A relatively lightweight skeleton paired with pronounced muscles of the thighs and epaxials predisposes the rabbit to luxation or fracture of the lumbar spine or rear limb if the animal struggles.14 Therefore, more intensive manual restraint is necessary during an IM injection into the thigh muscles to prevent powerful kicks and subsequent injury.

Step-by-step technique

An IM injection into the thigh muscles is a one or two-person procedure. If the patient is conscious and liable to struggle, one person is needed to restrain the animal, and a second person is needed to administer the injection.

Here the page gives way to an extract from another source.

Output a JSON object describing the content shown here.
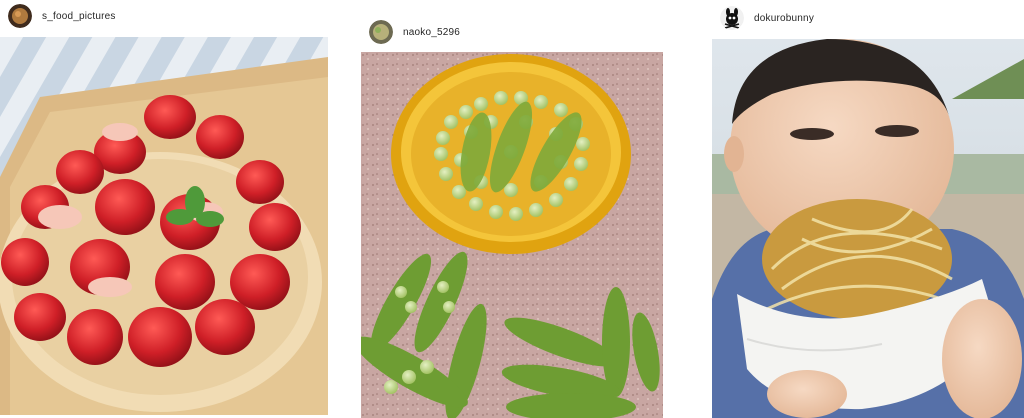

  • Select a short, small (25-30 gauge) needle.
  • Provide chemical or appropriate manual restraint. For a quadriceps injection with the rabbit sitting on a table, the handler uses their forearm to hold the rabbit snugly against their body. The rabbit’s head is tucked in the crook of the arm and the hand holds the rear leg to be injected.14
  • The person administering the injection secures the rear foot nearest them, then palpates and isolates the muscle mass to be injected.
  • Insert the needle at a 90-degree angle, perpendicular to the thigh. To reduce this risk of sciatic nerve damage, direct the needle away from the femur when administering an IM injection into the caudal thigh muscles. Alternatively, use the cranial quadriceps muscle group.5,11
  • Aspirate to confirm a small vessel has not accidentally been punctured.
  • Muscle mass in the rat or guinea pig is usually sufficient for accurate administration of small volumes of material. In smaller rodents, like the mouse, injection volumes should ideally be 0.05 ml or less. (Table 1). Split larger volumes.
  • Administer the injection at a slow, steady pace.
  • Withdraw the needle and observe the injection site for any bleeding. Control any bleeding by applying pressure with a finger tip or cotton-tipped applicator for at least 30-60 seconds.

Visit the Procedures With Care website to view “Intramuscular Injection in the Rat13

 

Table 1. Maximum volume recommended for intramuscular injection2,3,4,6,14
SpeciesMaximum volume (ml)
Mouse0.025-0.05
Gerbil0.1
Hamster0.1
Rat0.1-0.3
Chinchilla0.3
Guinea pig0.3-0.5
Rabbit0.5-1.0*
*Note: These recommended volumes are based on large, laboratory rabbits. A volume of 0.05 ml/kg has also been described.14

 

References